◆ Records to process ◆

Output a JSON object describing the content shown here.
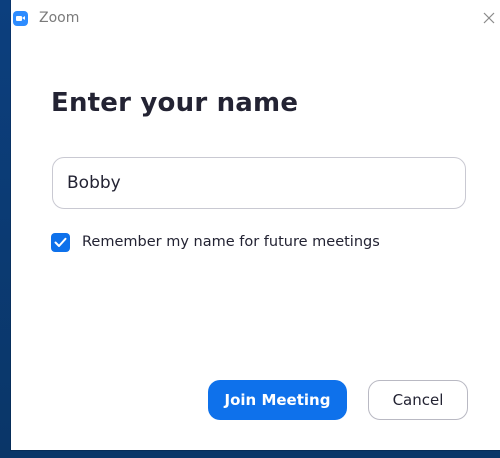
{
  "window": {
    "app_title": "Zoom",
    "app_icon": "zoom-camera-icon",
    "close_icon": "close-icon"
  },
  "dialog": {
    "heading": "Enter your name",
    "name_input": {
      "value": "Bobby",
      "placeholder": ""
    },
    "remember_checkbox": {
      "label": "Remember my name for future meetings",
      "checked": true
    },
    "join_button_label": "Join Meeting",
    "cancel_button_label": "Cancel"
  },
  "colors": {
    "accent": "#0e71eb",
    "app_icon": "#2d8cff",
    "text": "#232333",
    "desktop": "#0b3a73"
  }
}
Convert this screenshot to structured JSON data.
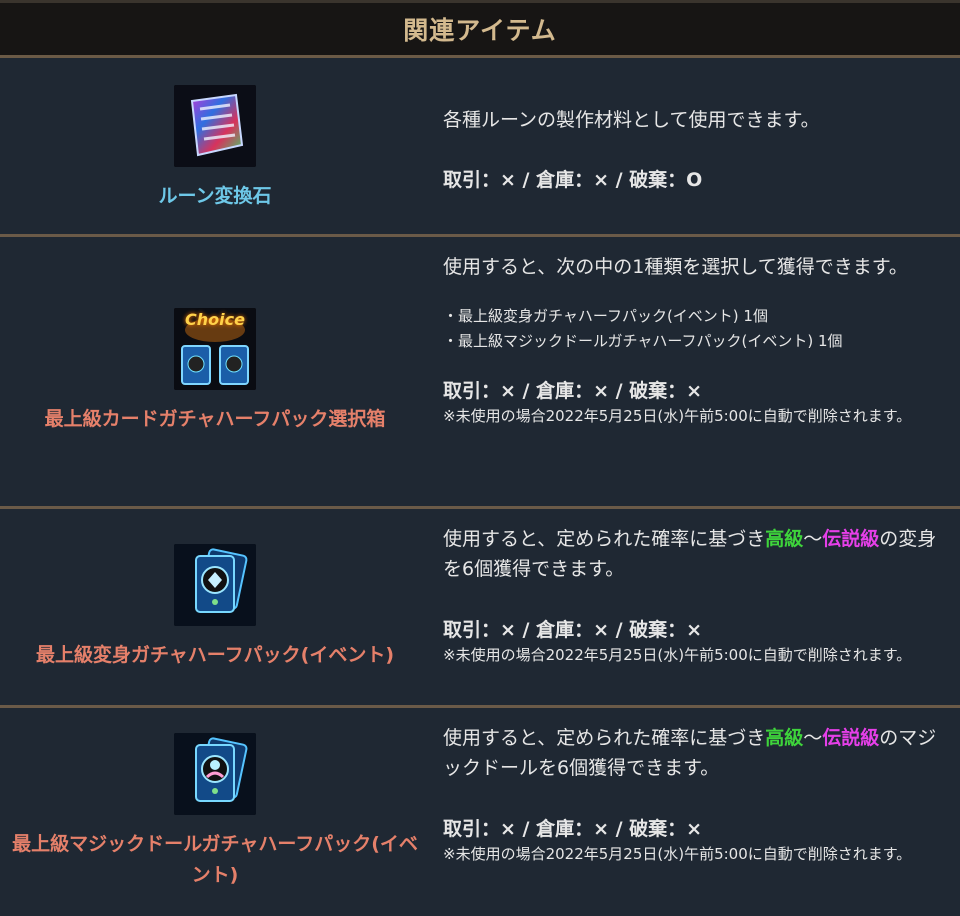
{
  "header": {
    "title": "関連アイテム"
  },
  "items": [
    {
      "name": "ルーン変換石",
      "icon": "rune-stone-icon",
      "desc": "各種ルーンの製作材料として使用できます。",
      "trade": "取引：× / 倉庫：× / 破棄：O"
    },
    {
      "name": "最上級カードガチャハーフパック選択箱",
      "icon": "choice-box-icon",
      "icon_label": "Choice",
      "desc": "使用すると、次の中の1種類を選択して獲得できます。",
      "list": [
        "・最上級変身ガチャハーフパック(イベント) 1個",
        "・最上級マジックドールガチャハーフパック(イベント) 1個"
      ],
      "trade": "取引：× / 倉庫：× / 破棄：×",
      "note": "※未使用の場合2022年5月25日(水)午前5:00に自動で削除されます。"
    },
    {
      "name": "最上級変身ガチャハーフパック(イベント)",
      "icon": "transform-card-pack-icon",
      "desc_pre": "使用すると、定められた確率に基づき",
      "grade_high": "高級",
      "tilde": "～",
      "grade_legend": "伝説級",
      "desc_post": "の変身を6個獲得できます。",
      "trade": "取引：× / 倉庫：× / 破棄：×",
      "note": "※未使用の場合2022年5月25日(水)午前5:00に自動で削除されます。"
    },
    {
      "name": "最上級マジックドールガチャハーフパック(イベント)",
      "icon": "magic-doll-card-pack-icon",
      "desc_pre": "使用すると、定められた確率に基づき",
      "grade_high": "高級",
      "tilde": "～",
      "grade_legend": "伝説級",
      "desc_post": "のマジックドールを6個獲得できます。",
      "trade": "取引：× / 倉庫：× / 破棄：×",
      "note": "※未使用の場合2022年5月25日(水)午前5:00に自動で削除されます。"
    }
  ],
  "colors": {
    "grade_high": "#3ed43b",
    "grade_legend": "#e53fe8",
    "name_blue": "#6ec8e8",
    "name_orange": "#e5806a"
  }
}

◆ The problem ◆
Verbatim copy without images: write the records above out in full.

◆ Answer to this problem ◆
Output a JSON object describing the content shown here.
{
  "window": {
    "app_title": "Zoom",
    "app_icon": "zoom-camera-icon",
    "close_icon": "close-icon"
  },
  "dialog": {
    "heading": "Enter your name",
    "name_input": {
      "value": "Bobby",
      "placeholder": ""
    },
    "remember_checkbox": {
      "label": "Remember my name for future meetings",
      "checked": true
    },
    "join_button_label": "Join Meeting",
    "cancel_button_label": "Cancel"
  },
  "colors": {
    "accent": "#0e71eb",
    "app_icon": "#2d8cff",
    "text": "#232333",
    "desktop": "#0b3a73"
  }
}
Convert this screenshot to structured JSON data.
{
  "header": {
    "title": "関連アイテム"
  },
  "items": [
    {
      "name": "ルーン変換石",
      "icon": "rune-stone-icon",
      "desc": "各種ルーンの製作材料として使用できます。",
      "trade": "取引：× / 倉庫：× / 破棄：O"
    },
    {
      "name": "最上級カードガチャハーフパック選択箱",
      "icon": "choice-box-icon",
      "icon_label": "Choice",
      "desc": "使用すると、次の中の1種類を選択して獲得できます。",
      "list": [
        "・最上級変身ガチャハーフパック(イベント) 1個",
        "・最上級マジックドールガチャハーフパック(イベント) 1個"
      ],
      "trade": "取引：× / 倉庫：× / 破棄：×",
      "note": "※未使用の場合2022年5月25日(水)午前5:00に自動で削除されます。"
    },
    {
      "name": "最上級変身ガチャハーフパック(イベント)",
      "icon": "transform-card-pack-icon",
      "desc_pre": "使用すると、定められた確率に基づき",
      "grade_high": "高級",
      "tilde": "～",
      "grade_legend": "伝説級",
      "desc_post": "の変身を6個獲得できます。",
      "trade": "取引：× / 倉庫：× / 破棄：×",
      "note": "※未使用の場合2022年5月25日(水)午前5:00に自動で削除されます。"
    },
    {
      "name": "最上級マジックドールガチャハーフパック(イベント)",
      "icon": "magic-doll-card-pack-icon",
      "desc_pre": "使用すると、定められた確率に基づき",
      "grade_high": "高級",
      "tilde": "～",
      "grade_legend": "伝説級",
      "desc_post": "のマジックドールを6個獲得できます。",
      "trade": "取引：× / 倉庫：× / 破棄：×",
      "note": "※未使用の場合2022年5月25日(水)午前5:00に自動で削除されます。"
    }
  ],
  "colors": {
    "grade_high": "#3ed43b",
    "grade_legend": "#e53fe8",
    "name_blue": "#6ec8e8",
    "name_orange": "#e5806a"
  }
}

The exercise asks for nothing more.